What’s in the bucket? For some reason we have a Christmas theme this week – red and green. Should have saved it for Christmas in July.
Red and Green spinach, Red and Green leaf lettuce, Red strawberries (Jones farm), Red and Green onions…see where I’m going with this? Red snow peas and green snap peas, and lastly Swiss Chard, cilantro and/or mint, and breakfast radishes (these are pink – finally!)
The spinach is wonderful raw or sauteed. I tried to give everyone plenty for both. If using in a salad, you might want to tear into pieces or chop because it is mature spinach. A spinach and strawberry salad? Oh the strawberries might not last that long! You can mix the green and red spinach, they have similar flavors.
The other thing I have been doing lately is roasting the spring onions. I slice them in half, coat with olive oil salt and pepper and roast at 350 degrees until crispy. Add some radishes (yes I tried this and it was delicious). Or really special with some roasted potatoes. Following a recipe from The Table Together

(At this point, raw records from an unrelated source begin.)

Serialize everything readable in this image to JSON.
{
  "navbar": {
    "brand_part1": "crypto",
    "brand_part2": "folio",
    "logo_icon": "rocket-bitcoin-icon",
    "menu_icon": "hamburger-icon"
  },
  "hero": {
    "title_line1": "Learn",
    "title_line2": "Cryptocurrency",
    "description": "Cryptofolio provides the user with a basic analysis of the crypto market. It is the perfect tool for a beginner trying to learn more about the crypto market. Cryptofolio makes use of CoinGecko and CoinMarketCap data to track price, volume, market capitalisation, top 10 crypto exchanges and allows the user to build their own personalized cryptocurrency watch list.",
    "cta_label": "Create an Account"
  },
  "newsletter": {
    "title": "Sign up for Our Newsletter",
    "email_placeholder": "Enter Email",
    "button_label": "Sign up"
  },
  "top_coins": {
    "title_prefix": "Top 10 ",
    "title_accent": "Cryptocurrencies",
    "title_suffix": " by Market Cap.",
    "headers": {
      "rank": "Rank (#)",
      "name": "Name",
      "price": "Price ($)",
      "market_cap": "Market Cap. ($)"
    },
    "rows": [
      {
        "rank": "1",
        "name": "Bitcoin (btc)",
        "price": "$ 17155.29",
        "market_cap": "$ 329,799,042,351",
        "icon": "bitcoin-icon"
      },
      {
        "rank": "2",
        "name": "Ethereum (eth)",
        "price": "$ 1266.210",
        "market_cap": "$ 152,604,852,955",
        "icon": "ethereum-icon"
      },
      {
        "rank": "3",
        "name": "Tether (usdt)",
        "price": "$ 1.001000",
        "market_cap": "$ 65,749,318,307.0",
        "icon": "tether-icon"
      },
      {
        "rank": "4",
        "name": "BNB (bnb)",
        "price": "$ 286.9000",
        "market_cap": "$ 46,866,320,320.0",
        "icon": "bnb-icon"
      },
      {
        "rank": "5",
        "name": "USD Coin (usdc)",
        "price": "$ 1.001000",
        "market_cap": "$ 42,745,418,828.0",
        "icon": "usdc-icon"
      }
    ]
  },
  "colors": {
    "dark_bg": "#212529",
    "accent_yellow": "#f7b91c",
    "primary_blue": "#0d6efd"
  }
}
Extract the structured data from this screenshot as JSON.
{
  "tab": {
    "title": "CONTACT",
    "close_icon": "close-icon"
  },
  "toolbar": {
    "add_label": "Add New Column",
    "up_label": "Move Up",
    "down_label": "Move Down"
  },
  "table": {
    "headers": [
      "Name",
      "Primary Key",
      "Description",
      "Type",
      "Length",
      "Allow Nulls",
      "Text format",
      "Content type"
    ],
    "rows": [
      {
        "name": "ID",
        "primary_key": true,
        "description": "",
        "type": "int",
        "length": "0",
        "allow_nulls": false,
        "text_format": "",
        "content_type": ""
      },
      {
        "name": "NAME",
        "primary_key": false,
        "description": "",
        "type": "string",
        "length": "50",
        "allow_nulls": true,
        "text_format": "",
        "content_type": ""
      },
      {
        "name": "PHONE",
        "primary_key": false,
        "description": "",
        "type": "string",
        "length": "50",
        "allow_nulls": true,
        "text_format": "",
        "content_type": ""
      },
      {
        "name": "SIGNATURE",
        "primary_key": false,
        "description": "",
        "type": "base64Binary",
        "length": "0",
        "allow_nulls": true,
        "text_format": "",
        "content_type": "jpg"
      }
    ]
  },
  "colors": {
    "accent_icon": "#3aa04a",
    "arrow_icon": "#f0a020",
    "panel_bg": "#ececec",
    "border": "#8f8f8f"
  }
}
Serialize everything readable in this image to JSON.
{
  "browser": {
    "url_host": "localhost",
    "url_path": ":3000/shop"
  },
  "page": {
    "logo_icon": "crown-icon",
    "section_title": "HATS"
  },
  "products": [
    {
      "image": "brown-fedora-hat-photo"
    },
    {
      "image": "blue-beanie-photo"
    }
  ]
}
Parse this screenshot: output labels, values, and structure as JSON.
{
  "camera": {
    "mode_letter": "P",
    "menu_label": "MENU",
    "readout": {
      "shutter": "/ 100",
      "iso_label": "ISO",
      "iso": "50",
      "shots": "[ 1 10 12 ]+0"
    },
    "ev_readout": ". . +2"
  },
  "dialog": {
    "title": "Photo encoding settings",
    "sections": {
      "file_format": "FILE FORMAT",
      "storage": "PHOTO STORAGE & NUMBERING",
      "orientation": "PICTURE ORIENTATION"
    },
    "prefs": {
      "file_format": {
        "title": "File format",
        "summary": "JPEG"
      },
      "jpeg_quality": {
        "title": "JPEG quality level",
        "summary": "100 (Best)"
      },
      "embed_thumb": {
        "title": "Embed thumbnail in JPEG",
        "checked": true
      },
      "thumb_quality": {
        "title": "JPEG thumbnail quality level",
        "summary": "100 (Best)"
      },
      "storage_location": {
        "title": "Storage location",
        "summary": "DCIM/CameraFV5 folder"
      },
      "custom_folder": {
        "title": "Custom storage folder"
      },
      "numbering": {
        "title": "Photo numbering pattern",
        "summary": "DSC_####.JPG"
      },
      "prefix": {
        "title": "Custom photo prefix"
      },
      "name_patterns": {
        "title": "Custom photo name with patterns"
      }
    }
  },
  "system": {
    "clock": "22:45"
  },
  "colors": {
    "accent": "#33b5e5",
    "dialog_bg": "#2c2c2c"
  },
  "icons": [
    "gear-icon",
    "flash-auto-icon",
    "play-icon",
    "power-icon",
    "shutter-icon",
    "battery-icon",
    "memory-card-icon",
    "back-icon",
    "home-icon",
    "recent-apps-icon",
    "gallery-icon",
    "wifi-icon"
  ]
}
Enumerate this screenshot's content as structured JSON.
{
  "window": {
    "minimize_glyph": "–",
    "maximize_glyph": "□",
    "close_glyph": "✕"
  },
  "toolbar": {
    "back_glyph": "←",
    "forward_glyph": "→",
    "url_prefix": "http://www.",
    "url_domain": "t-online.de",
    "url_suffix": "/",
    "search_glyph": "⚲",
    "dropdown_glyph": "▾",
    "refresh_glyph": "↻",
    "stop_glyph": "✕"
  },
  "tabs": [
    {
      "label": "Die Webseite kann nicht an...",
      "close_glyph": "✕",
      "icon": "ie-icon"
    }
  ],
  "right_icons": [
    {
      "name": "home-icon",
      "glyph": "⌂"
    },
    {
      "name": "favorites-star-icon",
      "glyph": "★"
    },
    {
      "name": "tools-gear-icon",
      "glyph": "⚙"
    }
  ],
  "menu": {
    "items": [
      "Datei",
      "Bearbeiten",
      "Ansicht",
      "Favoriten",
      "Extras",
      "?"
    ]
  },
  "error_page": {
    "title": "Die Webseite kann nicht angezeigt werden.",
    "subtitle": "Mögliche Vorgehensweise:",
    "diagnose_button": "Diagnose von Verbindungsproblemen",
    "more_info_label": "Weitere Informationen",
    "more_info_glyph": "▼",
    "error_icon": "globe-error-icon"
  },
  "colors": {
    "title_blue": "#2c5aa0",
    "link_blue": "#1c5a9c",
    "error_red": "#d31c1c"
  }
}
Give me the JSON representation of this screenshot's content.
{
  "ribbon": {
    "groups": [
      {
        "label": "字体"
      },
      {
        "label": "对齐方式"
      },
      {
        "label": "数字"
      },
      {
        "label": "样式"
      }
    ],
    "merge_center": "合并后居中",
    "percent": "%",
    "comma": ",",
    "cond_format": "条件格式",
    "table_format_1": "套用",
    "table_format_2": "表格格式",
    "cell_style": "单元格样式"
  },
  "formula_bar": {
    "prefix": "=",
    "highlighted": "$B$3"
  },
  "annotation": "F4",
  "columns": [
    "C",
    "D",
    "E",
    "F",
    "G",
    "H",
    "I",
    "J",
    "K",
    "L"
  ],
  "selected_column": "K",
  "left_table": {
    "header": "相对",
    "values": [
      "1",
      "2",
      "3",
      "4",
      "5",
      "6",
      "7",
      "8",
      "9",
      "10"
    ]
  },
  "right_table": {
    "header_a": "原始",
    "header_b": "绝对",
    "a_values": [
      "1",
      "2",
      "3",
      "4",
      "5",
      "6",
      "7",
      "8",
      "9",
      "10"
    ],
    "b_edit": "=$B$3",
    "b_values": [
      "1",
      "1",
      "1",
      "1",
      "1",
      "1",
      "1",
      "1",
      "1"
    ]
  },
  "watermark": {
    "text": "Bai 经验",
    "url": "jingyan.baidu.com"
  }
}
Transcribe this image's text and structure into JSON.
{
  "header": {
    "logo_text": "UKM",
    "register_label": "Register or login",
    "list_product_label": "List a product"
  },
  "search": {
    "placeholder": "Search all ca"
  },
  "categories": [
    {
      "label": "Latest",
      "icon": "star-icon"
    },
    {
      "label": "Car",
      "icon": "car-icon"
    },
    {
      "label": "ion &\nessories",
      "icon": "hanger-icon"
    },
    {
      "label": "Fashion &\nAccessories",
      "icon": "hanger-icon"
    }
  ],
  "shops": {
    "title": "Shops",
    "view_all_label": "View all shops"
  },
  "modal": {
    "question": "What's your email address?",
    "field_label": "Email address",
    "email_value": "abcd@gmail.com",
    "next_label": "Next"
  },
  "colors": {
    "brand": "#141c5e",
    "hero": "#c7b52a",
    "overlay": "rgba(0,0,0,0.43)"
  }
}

Roasted Spring Onions
When spring has sprung and spring onions are readily available, run don’t walk to your local market and pick up a few bunches. Roasted or grilled and served alongside steak or tucked into tacos, spring onions pack a slight oniony twang with a refreshing level of sweetness! Yield: 4 servings Oven: 425ºF Preparation time: 10 minutes Cook Time: 25 minute
3 bunches spring onions, approximately 10 spring onions in total, bottoms cleaned but the root stem kept intact
2 tablespoons grapeseed or vegetable oil, plus more if needed kosher salt, as desired freshly ground black pepper, as desired
Method: 1. Position oven rack to the top and preheat oven to 425º. 2. Line a baking sheet with parchment paper and set to the side. 3. Generously oil, salt and pepper each spring onion and lay in an even layer across the prepared baking sheet. 4. Transfer to preheated 425º oven and allow to roast, flipping halfway through, until golden brown in color, approximately 25 minutes in total. 5. Remove from oven and serve while hot! Kitchen Note: For a crispy finishing touch, consider combining breadcrumbs with a tablespoon of olive oil and sprinkling on top of the spring onions in the last few minutes of roasting.
Happy Eating and Thanks for buying local food from Circle S Farm